I scan the rejection one more time. Maybe I can learn from this, my brain says. And then something happens to my hands on the computer. My fingers start to redden—at first a blush, then red streaks up my arms, as though an electrical jolt from the keyboard is burning my skin. I feel the familiar prickly heat of an allergic reaction. There’s no getting back to work now. I need to stop, head downstairs from my attic office, run cool water over my arms and take an antihistamine. By the time I do the red welts have spread from my arms down my torso, to my chest. To my heart. My body is smarter than my brain.
My body has found a way to express what I’m telling myself not to feel.
As writers we’re told rejection is part of the job. Get used to rejection. Everybody experiences it. It’s no big deal. Don’t take it personally. Don’t let it bother you. Suck it up. Ignore it and keep going. Get over it. Set boundaries. Remember your writing is not you. You have to have a thicker skin. You have to toughen up. You have to pay your dues. Be cool. If you can’t get this work published put it in a drawer, and try again with something else.
These are all easy things to want to believe. Caveats and notions to get you through it. But they’re also business-like mantras designed to separate your head from your heart and to minimize the vulnerability involved in submitting your work.
When we downplay our feelings about our writing, do we also devalue it?
If we think creative vulnerability is a problem, here’s a solution: tell yourself not to care so much about your work. Don’t get excited about it. Put less energy in. Spend less time writing and stop fretting so much about editing. Submit less, or not at all. Slowly choke yourself off from the process and shut it all down. You’ll find the disappointment, frustration, shame, anger, confusion and anxiety is all gone. But so is all the magic.
What if, instead of approaching submitting our work from a grim, stoic place of emotional deprivation, we let ourselves care—deeply, and passionately, and respect every little piece of the process as vital, no matter what it is?
Then we can recognize and acknowledge how excited and hopeful we are to submit our work, and maybe scared too, to send it out, all by itself—and give it a kind, careful send-off.
Then, if along the way something doesn’t work out as we’d hoped, we’ll feel whatever we’re feeling and do whatever we need to do—punch a pillow, shout, swear, weep, call a friend, go for a walk, dance it out. Maybe we’ll pick up our darling, dust it off and straighten it up a little more before we send it out again, each time treating our work with gentle care, until it starts to gain respect and attention from editors and readers, too.
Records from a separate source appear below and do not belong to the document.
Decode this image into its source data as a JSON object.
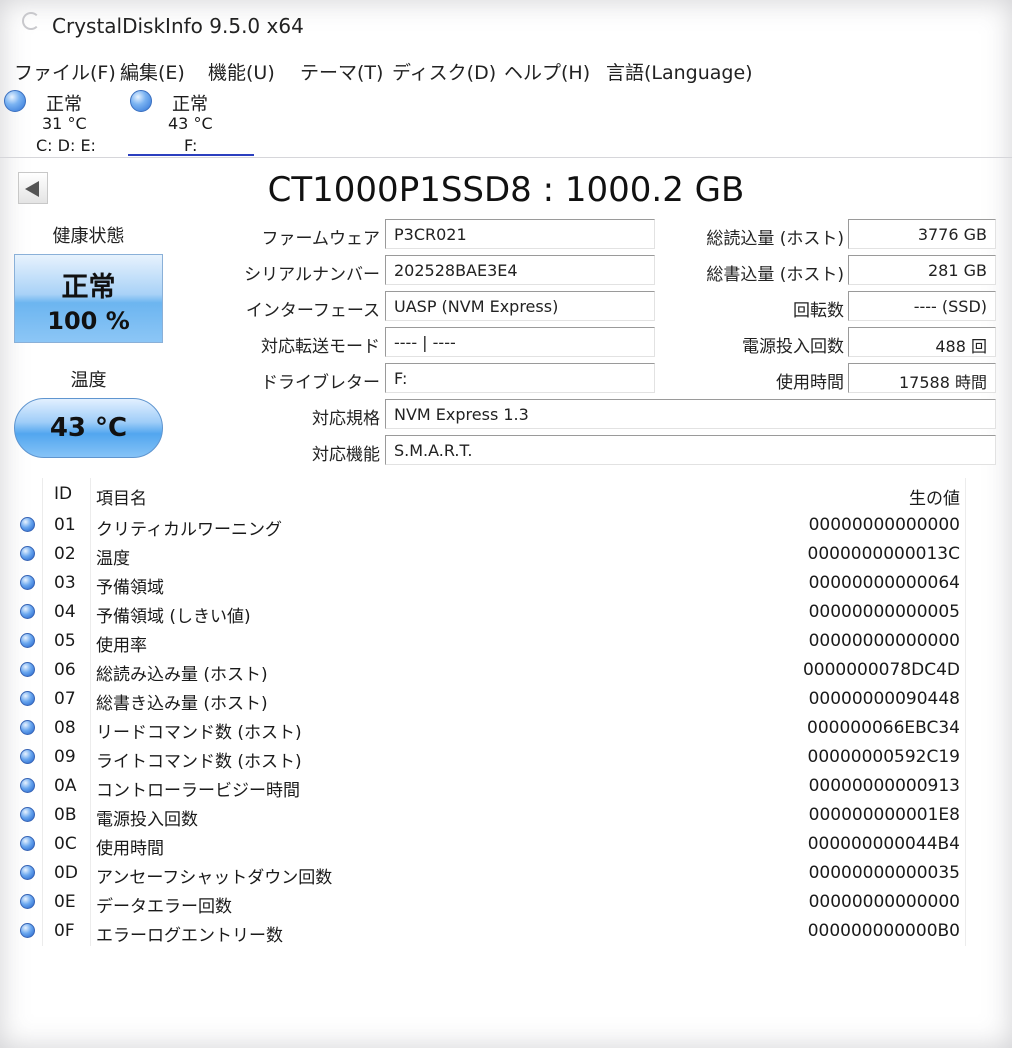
{
  "window": {
    "title": "CrystalDiskInfo 9.5.0 x64"
  },
  "menu": [
    {
      "label": "ファイル(F)"
    },
    {
      "label": "編集(E)"
    },
    {
      "label": "機能(U)"
    },
    {
      "label": "テーマ(T)"
    },
    {
      "label": "ディスク(D)"
    },
    {
      "label": "ヘルプ(H)"
    },
    {
      "label": "言語(Language)"
    }
  ],
  "drives": [
    {
      "status": "正常",
      "temp": "31 °C",
      "letters": "C: D: E:",
      "selected": false
    },
    {
      "status": "正常",
      "temp": "43 °C",
      "letters": "F:",
      "selected": true
    }
  ],
  "disk": {
    "model": "CT1000P1SSD8 : 1000.2 GB",
    "health_label": "健康状態",
    "health_status": "正常",
    "health_percent": "100 %",
    "temp_label": "温度",
    "temperature": "43 °C"
  },
  "info_left": [
    {
      "label": "ファームウェア",
      "value": "P3CR021"
    },
    {
      "label": "シリアルナンバー",
      "value": "202528BAE3E4"
    },
    {
      "label": "インターフェース",
      "value": "UASP (NVM Express)"
    },
    {
      "label": "対応転送モード",
      "value": "---- | ----"
    },
    {
      "label": "ドライブレター",
      "value": "F:"
    }
  ],
  "info_right": [
    {
      "label": "総読込量 (ホスト)",
      "value": "3776 GB"
    },
    {
      "label": "総書込量 (ホスト)",
      "value": "281 GB"
    },
    {
      "label": "回転数",
      "value": "---- (SSD)"
    },
    {
      "label": "電源投入回数",
      "value": "488 回"
    },
    {
      "label": "使用時間",
      "value": "17588 時間"
    }
  ],
  "info_wide": [
    {
      "label": "対応規格",
      "value": "NVM Express 1.3"
    },
    {
      "label": "対応機能",
      "value": "S.M.A.R.T."
    }
  ],
  "smart": {
    "headers": {
      "id": "ID",
      "name": "項目名",
      "raw": "生の値"
    },
    "rows": [
      {
        "id": "01",
        "name": "クリティカルワーニング",
        "raw": "00000000000000"
      },
      {
        "id": "02",
        "name": "温度",
        "raw": "0000000000013C"
      },
      {
        "id": "03",
        "name": "予備領域",
        "raw": "00000000000064"
      },
      {
        "id": "04",
        "name": "予備領域 (しきい値)",
        "raw": "00000000000005"
      },
      {
        "id": "05",
        "name": "使用率",
        "raw": "00000000000000"
      },
      {
        "id": "06",
        "name": "総読み込み量 (ホスト)",
        "raw": "0000000078DC4D"
      },
      {
        "id": "07",
        "name": "総書き込み量 (ホスト)",
        "raw": "00000000090448"
      },
      {
        "id": "08",
        "name": "リードコマンド数 (ホスト)",
        "raw": "000000066EBC34"
      },
      {
        "id": "09",
        "name": "ライトコマンド数 (ホスト)",
        "raw": "00000000592C19"
      },
      {
        "id": "0A",
        "name": "コントローラービジー時間",
        "raw": "00000000000913"
      },
      {
        "id": "0B",
        "name": "電源投入回数",
        "raw": "000000000001E8"
      },
      {
        "id": "0C",
        "name": "使用時間",
        "raw": "000000000044B4"
      },
      {
        "id": "0D",
        "name": "アンセーフシャットダウン回数",
        "raw": "00000000000035"
      },
      {
        "id": "0E",
        "name": "データエラー回数",
        "raw": "00000000000000"
      },
      {
        "id": "0F",
        "name": "エラーログエントリー数",
        "raw": "000000000000B0"
      }
    ]
  }
}
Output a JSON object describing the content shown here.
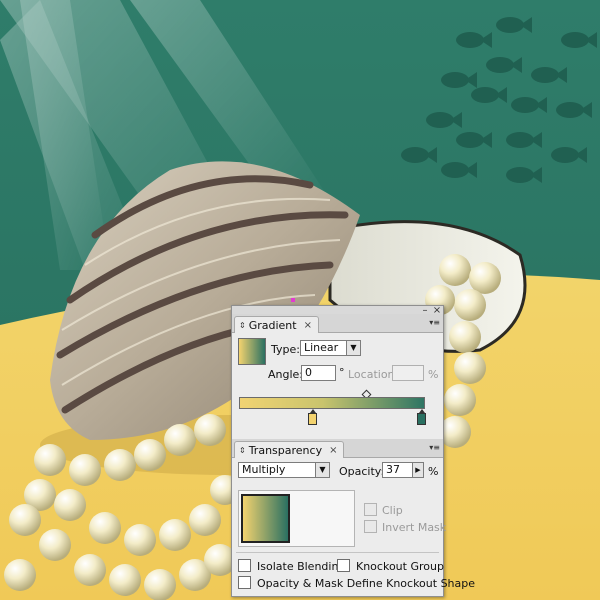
{
  "gradient_panel": {
    "tab_label": "Gradient",
    "type_label": "Type:",
    "type_value": "Linear",
    "angle_label": "Angle:",
    "angle_value": "0",
    "degree_symbol": "°",
    "location_label": "Location:",
    "location_value": "",
    "percent_symbol": "%",
    "colors": {
      "start": "#f3d36f",
      "end": "#2a7061"
    }
  },
  "transparency_panel": {
    "tab_label": "Transparency",
    "blend_mode": "Multiply",
    "opacity_label": "Opacity:",
    "opacity_value": "37",
    "percent_symbol": "%",
    "clip_label": "Clip",
    "invert_mask_label": "Invert Mask",
    "isolate_blending_label": "Isolate Blending",
    "knockout_group_label": "Knockout Group",
    "opacity_mask_label": "Opacity & Mask Define Knockout Shape"
  },
  "icons": {
    "close": "close-icon",
    "minimize": "minimize-icon",
    "tab_chevron": "chevron-updown-icon",
    "panel_menu": "panel-menu-icon",
    "dropdown": "chevron-down-icon"
  },
  "colors": {
    "sea": "#2b7563",
    "sand": "#f2d066",
    "panel_bg": "#ececec"
  }
}
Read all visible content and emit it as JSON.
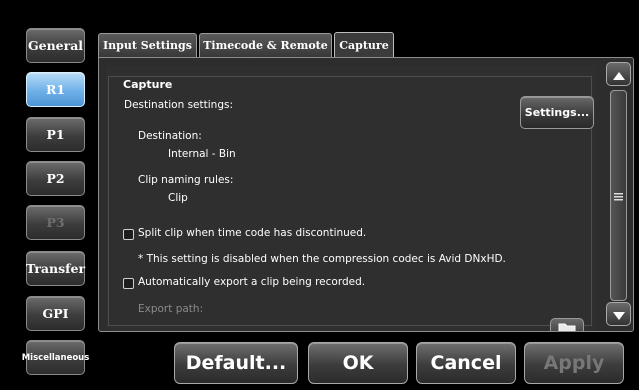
{
  "sidebar": {
    "items": [
      {
        "label": "General"
      },
      {
        "label": "R1"
      },
      {
        "label": "P1"
      },
      {
        "label": "P2"
      },
      {
        "label": "P3"
      },
      {
        "label": "Transfer"
      },
      {
        "label": "GPI"
      },
      {
        "label": "Miscellaneous"
      }
    ],
    "active": "R1",
    "disabled": [
      "P3"
    ]
  },
  "tabs": [
    {
      "label": "Input Settings"
    },
    {
      "label": "Timecode & Remote"
    },
    {
      "label": "Capture"
    }
  ],
  "active_tab": "Capture",
  "capture": {
    "group_title": "Capture",
    "destination_settings_label": "Destination settings:",
    "settings_button": "Settings...",
    "destination_label": "Destination:",
    "destination_value": "Internal - Bin",
    "clip_naming_label": "Clip naming rules:",
    "clip_naming_value": "Clip",
    "split_clip_label": "Split clip when time code has discontinued.",
    "split_clip_checked": false,
    "split_clip_note": "* This setting is disabled when the compression codec is Avid DNxHD.",
    "auto_export_label": "Automatically export a clip being recorded.",
    "auto_export_checked": false,
    "export_path_label": "Export path:"
  },
  "icons": {
    "scroll_up": "triangle-up-icon",
    "scroll_down": "triangle-down-icon",
    "scroll_grip": "grip-lines-icon",
    "folder": "folder-icon"
  },
  "footer": {
    "default_label": "Default...",
    "ok_label": "OK",
    "cancel_label": "Cancel",
    "apply_label": "Apply"
  },
  "colors": {
    "active_accent": "#6eb0e8",
    "background": "#000000",
    "panel": "#2d2d2d"
  }
}
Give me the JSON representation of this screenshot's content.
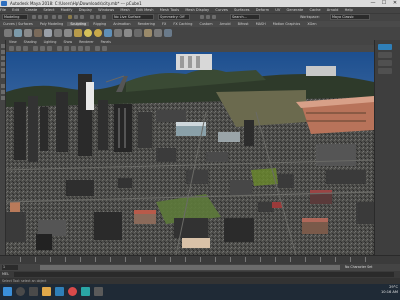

Because if we write and edit from the gut, only to flick the emotional switch to off when we submit, what happens when we meet success? If we’re closed, we’ll devalue it and downplay it. But if we stay open through the whole process, from the first word we write on the page through multiple drafts and edits and through the entire submissions process, when the day comes when our work is finally accepted we’ll be able to fully enjoy it as a sweet culmination.
Suzanne Alyssa Andrew’s manuscript is now the novel Circle of Stones (Dundurn Press, March 2015). She is also the guest associate editor for Taddle Creek magazine. suzanneandrew.com